Mathematica Immersion: Coming This Summer…
Last year, we had the first ever Advanced Mathematica Summer School (AMSS). I am pleased to report it was a great success. We saw a large number of applications in all areas and fields, and a select few made it into the program. And we had a real blast doing what we know best—working with Mathematica and using it to make projects happen!
We are ready to invite you all to immerse in Mathematica for two weeks this summer during the AMSS 2009. The philosophy of the Summer School is to help people take their projects and implement them in incredible ways with Mathematica.
Heading the Technical Services Group has given me the firsthand experience of interacting with our user base and talking about their projects. Since last year’s Summer School, I thought on several occasions, “Wow! This would be a really cool Summer School project!”
We are expecting immensely diverse projects at the Summer School. We also expect that a lot of you will be coming up with projects that use the latest features in Mathematica 7—such as image processing, parallel programming, and so on. We are putting a lot of thought into how to best design the program so that you can incorporate the latest Wolfram technologies in your projects in the most optimal way.
Leading the efforts to guide and execute each of the projects, I’m happy to say that we’ve recruited several of our top technical directors to help with this: Roger Germundsson (Director of R&D), Theodore Gray (Director of User Interface Technology), Peter Overmann (Director of Software Technology), and Tom Wickham-Jones (Director of Kernel Technology).
All these people work on development strategy at Wolfram Research every day. Last year, it was this climate that the attendees saw and experienced. Each one of the directors embraces the attendees’ project ideas, streamlines the vision for the projects, and sets goals to be accomplished during the Summer School and later.
As last year, each attendee, based on the nature of their project, will be assigned one of these senior advisors prior to the start of Summer School. At the beginning of the Summer School, the attendees will meet with their advisors to map out the strategy for their projects. Attendees will also be assigned a mentor from our development team—who will work with them throughout the Summer School to help move their projects forward.
The Summer School will have several hours of lectures and workshops each day, aimed at giving attendees a broad understanding of Mathematica technology and its capabilities. Then there will be one-on-one meetings with advisors and mentors. There will also be lots of lab time, with Mathematica gurus on hand to help with specific questions.
There’s considerable enthusiasm for the Summer School around our company. Since the last Summer School, we have released Mathematica 7, and we have had positive reports of its adoption amongst our user base. We all enjoy not only developing and supporting Mathematica but also using it. So we’re looking forward to the opportunity to see a diverse collection of Mathematica projects and applications—and to learn about all the different fields they involve.
We will be accepting applications for the Summer School very soon.

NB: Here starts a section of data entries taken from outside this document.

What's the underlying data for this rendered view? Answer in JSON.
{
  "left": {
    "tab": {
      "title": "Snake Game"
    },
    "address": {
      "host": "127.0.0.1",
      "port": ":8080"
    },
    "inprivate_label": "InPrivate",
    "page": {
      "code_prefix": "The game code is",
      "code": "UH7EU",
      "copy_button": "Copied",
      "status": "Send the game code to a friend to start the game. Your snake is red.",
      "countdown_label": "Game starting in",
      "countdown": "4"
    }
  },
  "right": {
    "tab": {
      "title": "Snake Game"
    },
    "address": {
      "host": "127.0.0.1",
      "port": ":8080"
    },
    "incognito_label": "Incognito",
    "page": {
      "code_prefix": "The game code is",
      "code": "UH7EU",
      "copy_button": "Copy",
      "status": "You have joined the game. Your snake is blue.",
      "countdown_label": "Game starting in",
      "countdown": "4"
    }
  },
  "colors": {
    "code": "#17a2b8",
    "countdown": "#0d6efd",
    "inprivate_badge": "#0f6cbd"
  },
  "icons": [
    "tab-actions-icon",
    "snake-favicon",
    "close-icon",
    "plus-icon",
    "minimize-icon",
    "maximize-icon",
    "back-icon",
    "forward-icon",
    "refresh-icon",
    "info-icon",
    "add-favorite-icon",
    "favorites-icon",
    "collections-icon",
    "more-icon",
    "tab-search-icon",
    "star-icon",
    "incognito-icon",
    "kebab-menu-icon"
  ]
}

To make possible the kind of one-on-one interactions we’re planning, we have to limit the number of attendees, so it’s important to apply early if you want to enroll. Please visit the AMSS 2009 website to sign up for more information.
We’re all looking forward to the Summer School, and to all the exciting results and products that will come out of it.